Third surgeries for Carpal Tunnel Pain are strongly discouraged by Medical School Experts due to the potential for complications due to scar tissue built up from the previous two surgical procedures. Also, when the risk associated with any surgical procedure and its trauma are considered, for a relative short-term benefit. Surgery is a poor choice for the treatment of a syndrome caused by trapped inflammation and trapped lymphatic fluid.
Excerpted from book: Overdiagnosed
“As I’ve noted, the conventional wisdom is that more diagnosis—particularly, more early diagnosis—means better medical care. The logic goes something like this: more diagnosis means more treatment, and more treatment means better health. This may be true for some. But there is another side to the story. More diagnosis may make healthy people feel more vulnerable—and, ironically, less healthy. In other words, excessive diagnosis can literally make you feel sick. And more diagnosis leads to excessive treatment—treatment for problems that either aren’t that bothersome or aren’t bothersome at all.
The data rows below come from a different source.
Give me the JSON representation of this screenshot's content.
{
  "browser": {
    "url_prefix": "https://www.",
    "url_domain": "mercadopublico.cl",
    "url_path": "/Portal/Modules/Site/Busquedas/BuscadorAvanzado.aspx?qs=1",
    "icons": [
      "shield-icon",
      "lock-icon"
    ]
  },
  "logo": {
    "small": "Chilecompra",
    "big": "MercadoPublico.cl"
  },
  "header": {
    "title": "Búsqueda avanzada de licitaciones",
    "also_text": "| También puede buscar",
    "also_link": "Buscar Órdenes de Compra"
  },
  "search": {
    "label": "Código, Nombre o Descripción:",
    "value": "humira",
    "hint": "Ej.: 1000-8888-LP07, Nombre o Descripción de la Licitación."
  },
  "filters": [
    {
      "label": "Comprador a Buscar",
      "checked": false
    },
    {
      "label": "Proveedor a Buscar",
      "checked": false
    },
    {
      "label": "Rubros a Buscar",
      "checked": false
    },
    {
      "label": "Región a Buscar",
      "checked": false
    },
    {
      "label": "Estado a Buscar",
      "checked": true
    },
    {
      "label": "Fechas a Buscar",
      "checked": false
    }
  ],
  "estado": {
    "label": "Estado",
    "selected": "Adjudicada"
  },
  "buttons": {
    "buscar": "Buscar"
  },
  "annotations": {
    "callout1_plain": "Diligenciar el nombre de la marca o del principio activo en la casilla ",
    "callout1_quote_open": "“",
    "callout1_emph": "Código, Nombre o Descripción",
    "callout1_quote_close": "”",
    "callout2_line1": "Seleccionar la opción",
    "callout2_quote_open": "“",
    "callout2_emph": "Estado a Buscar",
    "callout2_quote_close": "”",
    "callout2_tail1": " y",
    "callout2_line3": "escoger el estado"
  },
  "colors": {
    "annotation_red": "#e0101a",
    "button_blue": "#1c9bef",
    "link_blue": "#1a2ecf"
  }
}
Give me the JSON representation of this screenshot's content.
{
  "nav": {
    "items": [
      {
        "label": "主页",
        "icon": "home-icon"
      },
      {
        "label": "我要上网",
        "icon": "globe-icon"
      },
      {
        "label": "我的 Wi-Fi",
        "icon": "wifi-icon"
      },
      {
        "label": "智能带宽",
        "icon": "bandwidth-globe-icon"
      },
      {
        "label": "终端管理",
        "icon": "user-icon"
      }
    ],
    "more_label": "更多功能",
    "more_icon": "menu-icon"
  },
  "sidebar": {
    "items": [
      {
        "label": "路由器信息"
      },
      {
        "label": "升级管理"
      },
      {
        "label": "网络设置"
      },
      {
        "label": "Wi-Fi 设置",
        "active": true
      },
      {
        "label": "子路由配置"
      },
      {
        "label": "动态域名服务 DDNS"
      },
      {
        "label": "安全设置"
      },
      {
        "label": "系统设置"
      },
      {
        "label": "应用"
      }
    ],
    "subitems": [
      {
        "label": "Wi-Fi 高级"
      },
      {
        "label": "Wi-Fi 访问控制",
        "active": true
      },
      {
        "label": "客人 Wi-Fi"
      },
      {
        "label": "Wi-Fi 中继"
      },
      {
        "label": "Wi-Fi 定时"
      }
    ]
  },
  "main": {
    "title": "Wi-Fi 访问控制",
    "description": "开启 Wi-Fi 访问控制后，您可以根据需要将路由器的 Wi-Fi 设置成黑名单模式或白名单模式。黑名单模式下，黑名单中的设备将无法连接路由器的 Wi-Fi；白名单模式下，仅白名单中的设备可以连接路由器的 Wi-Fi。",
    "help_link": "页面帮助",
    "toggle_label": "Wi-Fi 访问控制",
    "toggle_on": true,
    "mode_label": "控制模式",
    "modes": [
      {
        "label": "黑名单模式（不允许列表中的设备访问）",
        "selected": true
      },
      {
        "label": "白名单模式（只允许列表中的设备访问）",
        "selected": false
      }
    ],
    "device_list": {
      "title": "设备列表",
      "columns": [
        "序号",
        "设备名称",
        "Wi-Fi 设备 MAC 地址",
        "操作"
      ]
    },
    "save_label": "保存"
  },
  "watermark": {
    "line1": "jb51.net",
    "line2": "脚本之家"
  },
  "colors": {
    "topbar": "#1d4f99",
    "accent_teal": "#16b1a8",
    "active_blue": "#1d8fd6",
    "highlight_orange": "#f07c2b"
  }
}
Excessive treatment, of course, can really hurt you. Excessive diagnosis may lead to treatment that is worse than the disease.”
“All three of us (authors) are academic physicians: we see patients, we teach students, and we do research. But we are also people, and therefore potential patients. As people, we are concerned about the relentless expansion of the medical profession and the subsequent drive to turn people into patients. It is the melding of these two viewpoints—medical and personal—that provides the motivation for this book.”
There is a better way to treat Carpal Tunnel Syndrome.
The adage “Less is More” applies in the case of Carpal Tunnel Treatment.